The Bill has set its sights high indeed! The Bill wants the revenue deficit (the amount by which the day-to-day expenses exceed its revenues and roughly comparable to the loss in a companys P&L a/c) to be brought down to zero in five years. It also wants the fiscal deficit (the over all amount by which the government is in the red, taking all its receipts and outflows into account and roughly comparable to the cash flow statement of the company) to be brought down to 2 per cent in the same period; a number which is in excess of 5 per cent right now and 10 per cent if one includes the states also.
The question on everyones lips is: Can this be done If one took a poll of all the economists and investment bankers in the country on this subject, my sense is that in a rare show of unanimity all would say that the targets set by the Bill are not achievable unless some very drastic decisions are taken. Their cynicism would be justified given the fact that in spite of an economy growing at an impressive rate over the last ten years and tax collections also rising, the fiscal deficit has not budged an inch. So much so Standard & Poors one of the two leading international credit agencies recently put Indias domestic debt on speculative grade and the outlook negative inspite of our huge reserves, good GDP growth and low inflation. Expectedly, the finance minister while tabling the motion called the Bill a hesitant step!
Not that the government is sitting quiet waiting for the volcano to erupt. On the contrary, it has launched an ambitious programme to buy back its high coupon debt. It is trying to take advantage of the low interest scenario in the country to put through this action plan. Most of the debt is held by the insurance companies, banks and provident funds, which are either owned or influenced by the government apparatus and theoretically amenable to nudges from North Block. But they have all had a great time in the last few years riding the investment profits they made as their portfolio of government securities went through the roof; so much so, Indian banks have forgotten how to lend money. Now to get them to give up their stock of high coupon investments needs a lot of inducements. The government gave some carrots in the last budget in the form of tax reliefs and the programme took off. But it is too early to say by how much the interest outflow of the government will go down but it may make a dent.

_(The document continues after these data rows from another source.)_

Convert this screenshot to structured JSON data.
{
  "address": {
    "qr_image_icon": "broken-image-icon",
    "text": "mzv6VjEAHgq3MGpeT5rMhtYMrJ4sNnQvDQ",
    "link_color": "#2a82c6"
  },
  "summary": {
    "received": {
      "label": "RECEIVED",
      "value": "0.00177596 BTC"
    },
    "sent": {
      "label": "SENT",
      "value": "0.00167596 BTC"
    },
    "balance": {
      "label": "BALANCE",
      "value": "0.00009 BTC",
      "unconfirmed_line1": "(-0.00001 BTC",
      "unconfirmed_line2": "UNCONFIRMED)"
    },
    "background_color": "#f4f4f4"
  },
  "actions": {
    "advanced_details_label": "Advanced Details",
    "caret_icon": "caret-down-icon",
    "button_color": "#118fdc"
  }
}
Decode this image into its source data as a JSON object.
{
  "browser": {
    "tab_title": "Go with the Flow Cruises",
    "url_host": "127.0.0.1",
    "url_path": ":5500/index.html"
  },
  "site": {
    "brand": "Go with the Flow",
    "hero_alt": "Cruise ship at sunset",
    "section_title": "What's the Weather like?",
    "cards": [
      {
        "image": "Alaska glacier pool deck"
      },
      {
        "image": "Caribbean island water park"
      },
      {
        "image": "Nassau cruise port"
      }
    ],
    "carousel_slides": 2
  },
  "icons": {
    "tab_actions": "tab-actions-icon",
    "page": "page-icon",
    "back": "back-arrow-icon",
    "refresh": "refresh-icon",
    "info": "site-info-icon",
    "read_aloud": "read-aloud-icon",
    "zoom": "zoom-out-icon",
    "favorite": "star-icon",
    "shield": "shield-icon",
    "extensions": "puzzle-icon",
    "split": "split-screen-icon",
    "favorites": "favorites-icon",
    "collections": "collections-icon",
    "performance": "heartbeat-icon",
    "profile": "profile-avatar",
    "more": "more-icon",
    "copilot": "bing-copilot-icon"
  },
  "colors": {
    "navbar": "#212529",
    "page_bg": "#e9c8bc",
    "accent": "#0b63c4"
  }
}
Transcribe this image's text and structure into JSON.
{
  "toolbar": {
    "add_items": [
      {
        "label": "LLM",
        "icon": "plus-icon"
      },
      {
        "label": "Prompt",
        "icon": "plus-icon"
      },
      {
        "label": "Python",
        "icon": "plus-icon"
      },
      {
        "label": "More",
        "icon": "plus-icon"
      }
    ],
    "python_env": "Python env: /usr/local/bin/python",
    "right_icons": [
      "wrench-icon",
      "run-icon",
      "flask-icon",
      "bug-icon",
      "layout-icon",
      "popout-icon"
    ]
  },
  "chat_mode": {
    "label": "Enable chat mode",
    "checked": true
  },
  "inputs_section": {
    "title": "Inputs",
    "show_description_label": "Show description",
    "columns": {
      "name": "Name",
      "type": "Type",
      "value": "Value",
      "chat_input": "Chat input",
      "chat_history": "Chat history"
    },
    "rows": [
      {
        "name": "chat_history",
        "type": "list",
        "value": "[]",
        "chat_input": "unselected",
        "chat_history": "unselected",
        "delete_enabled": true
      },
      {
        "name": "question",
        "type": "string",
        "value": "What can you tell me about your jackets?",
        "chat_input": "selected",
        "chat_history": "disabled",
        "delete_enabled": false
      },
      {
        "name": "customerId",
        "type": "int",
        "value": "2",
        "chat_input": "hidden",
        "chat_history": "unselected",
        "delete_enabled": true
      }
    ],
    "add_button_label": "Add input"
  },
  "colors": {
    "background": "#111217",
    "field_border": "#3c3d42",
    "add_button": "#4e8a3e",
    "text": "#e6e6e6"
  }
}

On the other hand, pulling in the opposite direction are some other factors. The Provident Fund trustees have dug their heels and are continuing to pay 9.5 per cent which is a good 4 per cent more than the 10 year bond yield of 5.6 per cent prevailing today. So someone has to carry the can on this and there are no prizes for those who guess it right! Its very likely that in the years to come, the Union budget will be providing huge amounts for bailing out Provident Funds like it did to the nationalised banks and UTI in the past. Also adding to the fiscal deficit will be the outflows on account of the pension scheme for senior citizens announced by the government. The scheme is of course very laudable and tries to fill the long term needs of Indias developmental plans. The liability on the central finances however will be substantial and is bound to increase the fiscal deficit.
In a way, the Bill tries to address issues which are of a historical nature. While economists have been cautioning financial prudence and discipline for the last twenty years, the political system has been spending based on its idea of development and poverty reduction. So we have had huge doles to farmers, subsidising of almost every item of mass consumption whether it be rice, wheat, sugar, kerosene, electricity, bus fares or cooking gas.
Government offices are still staffed by millions of people who do little work but are well paid even as the forthright recommendations of the Geethakrishnan Committee Report on reduction of government overheads gathers dust. The sum total of all these actions is the fiscal problem and this is why economists are very cynical and the politicians very cautious in their guesses about the future. But in a broader sense, this high deficit means that there is less money to spend on hospitals, roads and schools for the next generation. In other words, our desire to lead a good life is at the cost of our children and our grandchildren a rather chilling thought.
The author is a Delhi-based investment banker and Convenor of the BJP Central Economic Cell. The views expressed herein are personal. He can be contacted at firstname.lastname@example.org